▸ Work task
Please reproduce all entries word for word and omit their pictures.

[Items from an interface collection]
== == ==
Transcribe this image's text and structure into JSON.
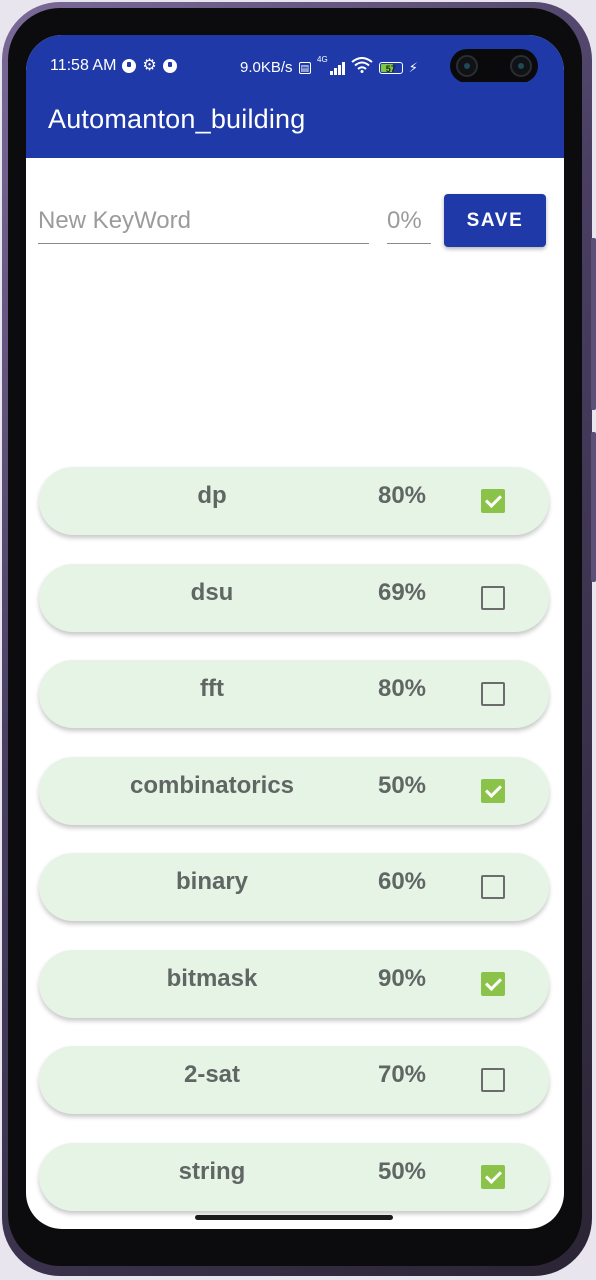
{
  "status_bar": {
    "time": "11:58 AM",
    "network_speed": "9.0KB/s",
    "network_type": "4G",
    "battery_level": "57",
    "icons": [
      "data-saver-icon",
      "settings-gear-icon",
      "data-saver-icon",
      "volte-icon",
      "signal-icon",
      "wifi-icon",
      "battery-icon",
      "charging-bolt-icon"
    ]
  },
  "app_bar": {
    "title": "Automanton_building",
    "color": "#1f3aa8"
  },
  "form": {
    "keyword_placeholder": "New KeyWord",
    "keyword_value": "",
    "percent_placeholder": "0%",
    "percent_value": "",
    "save_label": "SAVE"
  },
  "items": [
    {
      "name": "dp",
      "percent": "80%",
      "checked": true
    },
    {
      "name": "dsu",
      "percent": "69%",
      "checked": false
    },
    {
      "name": "fft",
      "percent": "80%",
      "checked": false
    },
    {
      "name": "combinatorics",
      "percent": "50%",
      "checked": true
    },
    {
      "name": "binary",
      "percent": "60%",
      "checked": false
    },
    {
      "name": "bitmask",
      "percent": "90%",
      "checked": true
    },
    {
      "name": "2-sat",
      "percent": "70%",
      "checked": false
    },
    {
      "name": "string",
      "percent": "50%",
      "checked": true
    }
  ],
  "colors": {
    "accent": "#1f3aa8",
    "item_background": "#e6f4e6",
    "checkbox_checked": "#8bc34a"
  }
}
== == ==
▸ Solution below
Transcribe this image's text and structure into JSON.
{
  "status_bar": {
    "time": "11:58 AM",
    "network_speed": "9.0KB/s",
    "network_type": "4G",
    "battery_level": "57",
    "icons": [
      "data-saver-icon",
      "settings-gear-icon",
      "data-saver-icon",
      "volte-icon",
      "signal-icon",
      "wifi-icon",
      "battery-icon",
      "charging-bolt-icon"
    ]
  },
  "app_bar": {
    "title": "Automanton_building",
    "color": "#1f3aa8"
  },
  "form": {
    "keyword_placeholder": "New KeyWord",
    "keyword_value": "",
    "percent_placeholder": "0%",
    "percent_value": "",
    "save_label": "SAVE"
  },
  "items": [
    {
      "name": "dp",
      "percent": "80%",
      "checked": true
    },
    {
      "name": "dsu",
      "percent": "69%",
      "checked": false
    },
    {
      "name": "fft",
      "percent": "80%",
      "checked": false
    },
    {
      "name": "combinatorics",
      "percent": "50%",
      "checked": true
    },
    {
      "name": "binary",
      "percent": "60%",
      "checked": false
    },
    {
      "name": "bitmask",
      "percent": "90%",
      "checked": true
    },
    {
      "name": "2-sat",
      "percent": "70%",
      "checked": false
    },
    {
      "name": "string",
      "percent": "50%",
      "checked": true
    }
  ],
  "colors": {
    "accent": "#1f3aa8",
    "item_background": "#e6f4e6",
    "checkbox_checked": "#8bc34a"
  }
}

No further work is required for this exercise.